RENTON - For one of the first and most storied NFL franchises in existence, the Chicago Bears have never really possessed a tradition of quarterback success.
In a city that laments a cursed baseball team, the football team seems to have a position that is cursed. And that’s not good when it’s the most important position on the field.
Of course, when you trade away George Blanda and Bobby Layne, that doesn’t help either.
Still, the crew of quarterbacks that has worn a Bears uniform is far from a list of football’s Who’s Who? It’s more like a list of Who’s That? Don’t remember the names of Steve Stenstrom, Henry Burris, Moses Moreno, Peter Tom Willis and Jim Miller? It’s OK.
And the names you might remember – Kordell Stewart, Doug Flutie, Chris Chandler, Dave Krieg and Mike Tomczak – were not great or really good in the Windy City.
Perhaps the three greatest quarterbacks in franchise history are Sid Luckman, Jim McMahon and Jim Harbaugh. That’s really not saying much for a cornerstone NFL franchise that started with the league in the 1920s and boasts more Hall of Fame players than any other team.
So when the Bears traded Kyle Orton and a handful of draft picks for Jay Cutler on March 2, 2009, the quarterbacking hopes of the present, and the unfilled hopes of the past, were dumped on his shoulders.
He was a cannon-armed, touchdown-throwing machine for the Denver Broncos with a bright future. In 37 games with the Broncos, Cutler threw for 9,024 yards and 54 touchdowns. Those passing yards would have ranked Cutler seventh on Chicago’s all-time list of career leaders.
Bears fans expected Super Bowls, Pro Bowls and success.
It hasn’t quite worked out that way. Much as his play can be from series to series and game to game, it’s been an up-and-down ride in Cutler’s two seasons as the Bears’ quarterback.
But on Sunday at Soldier Field, Cutler can do plenty to reach those high expectations and cement himself well above the quarterback fodder of the Bears’ past by leading his team to a playoff win, and beyond.
“He’s a great player,” coach Lovie Smith said. “He can make any throw you need a quarterback to.”
Quarterbacks are supposed to be confident, but Cutler at times comes off as carelessly cocky.
It’s that mentality that can irritate Bears fans. In his first season with the Bears, Cutler threw for 3,666 yards and 27 touchdowns. But he was also picked off 26 times and had a quarterback rating of 76.8. The team slogged to a 7-9 record and many fans wondered if they had been traded a lemon by the Broncos. Sure Cutler could throw the ball, but could he win?
“As (a) player and a person, you come into a new environment and new team, there’s a lot you go through early on,” Smith said.
Cutler went through plenty. The local media hammered him and fans booed him. He and Smith were the subject of most of the criticism for last season’s disappointment.

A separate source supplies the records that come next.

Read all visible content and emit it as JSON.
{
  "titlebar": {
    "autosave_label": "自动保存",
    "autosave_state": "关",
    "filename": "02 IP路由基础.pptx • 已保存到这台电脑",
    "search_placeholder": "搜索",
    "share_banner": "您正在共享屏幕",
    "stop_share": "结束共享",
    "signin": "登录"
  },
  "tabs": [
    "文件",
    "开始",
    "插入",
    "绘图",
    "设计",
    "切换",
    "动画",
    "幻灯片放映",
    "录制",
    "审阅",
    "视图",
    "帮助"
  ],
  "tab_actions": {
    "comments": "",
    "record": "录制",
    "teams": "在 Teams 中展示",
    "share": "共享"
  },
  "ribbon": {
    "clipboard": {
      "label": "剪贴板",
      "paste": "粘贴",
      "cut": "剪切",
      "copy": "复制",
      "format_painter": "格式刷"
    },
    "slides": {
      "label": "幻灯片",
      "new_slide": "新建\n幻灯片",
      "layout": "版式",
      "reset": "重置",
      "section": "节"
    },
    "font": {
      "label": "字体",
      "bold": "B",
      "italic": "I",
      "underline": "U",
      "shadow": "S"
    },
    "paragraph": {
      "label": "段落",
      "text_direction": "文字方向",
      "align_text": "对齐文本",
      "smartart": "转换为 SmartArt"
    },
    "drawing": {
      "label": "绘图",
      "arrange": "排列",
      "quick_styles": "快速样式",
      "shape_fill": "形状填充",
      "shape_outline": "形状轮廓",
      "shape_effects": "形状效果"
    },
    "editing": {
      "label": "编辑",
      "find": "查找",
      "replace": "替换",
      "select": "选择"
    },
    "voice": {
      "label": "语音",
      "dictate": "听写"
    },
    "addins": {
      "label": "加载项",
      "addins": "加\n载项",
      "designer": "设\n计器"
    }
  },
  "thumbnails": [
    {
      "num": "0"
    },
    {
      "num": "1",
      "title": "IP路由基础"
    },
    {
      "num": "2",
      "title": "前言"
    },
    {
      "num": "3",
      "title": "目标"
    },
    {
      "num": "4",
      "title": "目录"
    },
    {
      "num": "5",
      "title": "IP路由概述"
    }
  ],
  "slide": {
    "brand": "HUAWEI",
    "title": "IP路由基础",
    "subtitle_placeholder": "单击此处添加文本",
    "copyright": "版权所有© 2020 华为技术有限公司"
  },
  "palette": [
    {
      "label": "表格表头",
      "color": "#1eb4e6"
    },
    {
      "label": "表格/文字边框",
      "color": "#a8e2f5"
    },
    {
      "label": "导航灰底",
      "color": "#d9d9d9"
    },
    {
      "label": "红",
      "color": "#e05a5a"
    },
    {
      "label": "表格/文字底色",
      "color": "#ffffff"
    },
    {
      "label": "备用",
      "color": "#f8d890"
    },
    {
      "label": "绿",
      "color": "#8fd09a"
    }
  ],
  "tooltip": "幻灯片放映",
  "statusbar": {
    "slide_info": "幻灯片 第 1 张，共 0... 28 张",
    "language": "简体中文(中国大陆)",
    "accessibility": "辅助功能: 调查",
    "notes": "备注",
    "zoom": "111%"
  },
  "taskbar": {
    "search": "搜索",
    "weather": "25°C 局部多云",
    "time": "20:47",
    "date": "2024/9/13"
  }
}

This year has been different in a good way. Cutler has been better. He’s thrown for 3,274 yards and 23 touchdowns, with just 16 interceptions. And under new offensive coordinator Mike Martz, the team’s offense has flourished.
“We are always on the attack,” Cutler said of Martz’s scheme. “We’re always pushing the ball downfield. We’re always looking for holes and bubbles in the defense where we can take advantage of stuff. There’s never really a time where we’re going to sit back and grind it out.”
Things didn’t start so well in the Martz system. On Oct. 3 against the Giants, Cutler was sacked nine times in the first half, and left the game with a concussion.
During an October stretch, the Bears lost three of four games, including a 23-20 loss at home to the Seahawks.
“We needed to improve,” Smith said. “We just didn’t play well for whatever reason. We’ve seen improvement each week from them.”